Problem to solve:
Filter the records down to the lines that hold the word "subtitle", and copy each of those lines.

Component data from apps and pages:

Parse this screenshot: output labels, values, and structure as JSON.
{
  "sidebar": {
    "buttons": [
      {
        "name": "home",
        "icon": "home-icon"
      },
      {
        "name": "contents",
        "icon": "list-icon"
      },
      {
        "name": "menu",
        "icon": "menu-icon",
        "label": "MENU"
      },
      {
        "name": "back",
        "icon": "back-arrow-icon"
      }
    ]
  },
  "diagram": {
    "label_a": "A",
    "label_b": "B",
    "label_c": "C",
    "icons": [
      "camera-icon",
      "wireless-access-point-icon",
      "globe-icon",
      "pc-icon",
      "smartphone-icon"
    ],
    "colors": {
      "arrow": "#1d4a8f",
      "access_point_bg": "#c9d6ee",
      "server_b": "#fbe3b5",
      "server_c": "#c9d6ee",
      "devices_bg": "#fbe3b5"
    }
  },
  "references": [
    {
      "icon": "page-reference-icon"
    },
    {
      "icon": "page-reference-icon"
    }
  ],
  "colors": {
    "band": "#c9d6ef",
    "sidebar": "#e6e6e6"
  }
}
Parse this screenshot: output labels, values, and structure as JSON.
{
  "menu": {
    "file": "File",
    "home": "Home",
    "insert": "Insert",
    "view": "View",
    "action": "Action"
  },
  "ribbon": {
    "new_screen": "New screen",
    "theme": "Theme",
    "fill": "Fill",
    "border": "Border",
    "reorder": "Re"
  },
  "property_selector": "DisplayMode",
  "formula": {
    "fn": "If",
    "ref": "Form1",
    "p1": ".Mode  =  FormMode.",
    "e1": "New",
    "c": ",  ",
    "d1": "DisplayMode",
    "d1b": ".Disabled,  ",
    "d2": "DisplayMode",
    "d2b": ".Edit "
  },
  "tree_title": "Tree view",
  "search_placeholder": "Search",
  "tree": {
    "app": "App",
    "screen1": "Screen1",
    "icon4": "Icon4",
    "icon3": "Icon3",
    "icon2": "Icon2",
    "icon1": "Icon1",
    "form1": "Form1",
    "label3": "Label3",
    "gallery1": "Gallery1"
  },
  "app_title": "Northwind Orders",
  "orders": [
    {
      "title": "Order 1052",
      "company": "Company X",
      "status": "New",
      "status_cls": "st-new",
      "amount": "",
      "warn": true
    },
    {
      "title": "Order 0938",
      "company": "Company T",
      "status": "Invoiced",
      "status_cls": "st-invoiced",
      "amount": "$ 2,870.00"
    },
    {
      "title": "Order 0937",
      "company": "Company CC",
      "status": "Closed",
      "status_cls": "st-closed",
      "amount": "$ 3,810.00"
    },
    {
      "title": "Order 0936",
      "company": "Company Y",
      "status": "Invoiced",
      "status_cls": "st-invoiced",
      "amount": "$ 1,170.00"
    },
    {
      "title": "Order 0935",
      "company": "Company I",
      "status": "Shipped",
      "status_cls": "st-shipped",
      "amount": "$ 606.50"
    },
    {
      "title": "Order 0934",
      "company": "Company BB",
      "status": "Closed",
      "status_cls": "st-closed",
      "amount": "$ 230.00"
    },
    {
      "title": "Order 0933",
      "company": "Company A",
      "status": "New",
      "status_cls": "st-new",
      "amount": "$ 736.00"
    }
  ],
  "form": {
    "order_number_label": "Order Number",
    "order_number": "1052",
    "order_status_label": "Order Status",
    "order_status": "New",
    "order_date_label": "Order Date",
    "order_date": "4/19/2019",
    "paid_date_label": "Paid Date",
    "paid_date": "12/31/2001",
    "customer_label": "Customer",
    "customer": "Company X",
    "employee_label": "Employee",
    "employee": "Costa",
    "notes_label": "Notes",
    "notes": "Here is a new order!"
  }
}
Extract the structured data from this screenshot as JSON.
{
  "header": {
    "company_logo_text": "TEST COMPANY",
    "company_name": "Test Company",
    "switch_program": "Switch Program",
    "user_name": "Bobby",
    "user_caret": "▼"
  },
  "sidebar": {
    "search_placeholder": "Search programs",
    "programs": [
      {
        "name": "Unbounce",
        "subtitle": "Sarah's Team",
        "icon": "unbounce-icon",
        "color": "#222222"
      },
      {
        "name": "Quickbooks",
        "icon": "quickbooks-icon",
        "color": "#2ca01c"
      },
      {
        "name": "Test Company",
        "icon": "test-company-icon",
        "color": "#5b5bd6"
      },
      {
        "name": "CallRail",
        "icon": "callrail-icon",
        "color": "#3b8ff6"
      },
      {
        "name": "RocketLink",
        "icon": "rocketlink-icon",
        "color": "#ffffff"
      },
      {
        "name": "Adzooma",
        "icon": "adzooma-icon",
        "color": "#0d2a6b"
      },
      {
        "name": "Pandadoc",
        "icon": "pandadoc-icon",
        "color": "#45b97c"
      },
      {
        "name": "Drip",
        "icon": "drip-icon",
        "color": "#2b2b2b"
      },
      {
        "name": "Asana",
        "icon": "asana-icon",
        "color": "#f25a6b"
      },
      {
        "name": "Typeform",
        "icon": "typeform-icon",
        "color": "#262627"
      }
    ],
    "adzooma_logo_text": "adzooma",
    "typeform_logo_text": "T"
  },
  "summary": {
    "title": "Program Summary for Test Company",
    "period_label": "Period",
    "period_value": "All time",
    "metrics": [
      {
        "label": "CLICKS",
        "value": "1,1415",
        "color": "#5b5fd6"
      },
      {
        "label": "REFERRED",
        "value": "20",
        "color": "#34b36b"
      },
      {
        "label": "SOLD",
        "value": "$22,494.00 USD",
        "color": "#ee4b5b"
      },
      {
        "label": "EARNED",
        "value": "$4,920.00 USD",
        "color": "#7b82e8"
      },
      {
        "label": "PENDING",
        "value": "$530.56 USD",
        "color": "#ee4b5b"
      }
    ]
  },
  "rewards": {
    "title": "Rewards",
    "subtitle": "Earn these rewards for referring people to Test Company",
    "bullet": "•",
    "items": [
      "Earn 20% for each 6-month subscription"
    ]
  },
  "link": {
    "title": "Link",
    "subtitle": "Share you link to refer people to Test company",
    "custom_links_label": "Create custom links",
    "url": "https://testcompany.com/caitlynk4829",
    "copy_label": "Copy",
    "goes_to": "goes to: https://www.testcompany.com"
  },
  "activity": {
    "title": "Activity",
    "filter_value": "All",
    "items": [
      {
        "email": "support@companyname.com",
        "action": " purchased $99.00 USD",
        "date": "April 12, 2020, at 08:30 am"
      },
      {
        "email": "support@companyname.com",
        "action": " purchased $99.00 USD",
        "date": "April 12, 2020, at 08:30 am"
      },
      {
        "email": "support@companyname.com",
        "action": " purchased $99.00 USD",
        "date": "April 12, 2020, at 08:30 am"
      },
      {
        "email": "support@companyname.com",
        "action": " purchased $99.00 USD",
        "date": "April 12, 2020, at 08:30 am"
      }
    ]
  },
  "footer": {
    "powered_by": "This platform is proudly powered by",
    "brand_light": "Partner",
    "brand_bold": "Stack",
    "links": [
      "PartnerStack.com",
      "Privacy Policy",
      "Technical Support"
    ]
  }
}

Solution for this exercise:
        "subtitle": "Sarah's Team",
    "subtitle": "Earn these rewards for referring people to Test Company",
    "subtitle": "Share you link to refer people to Test company",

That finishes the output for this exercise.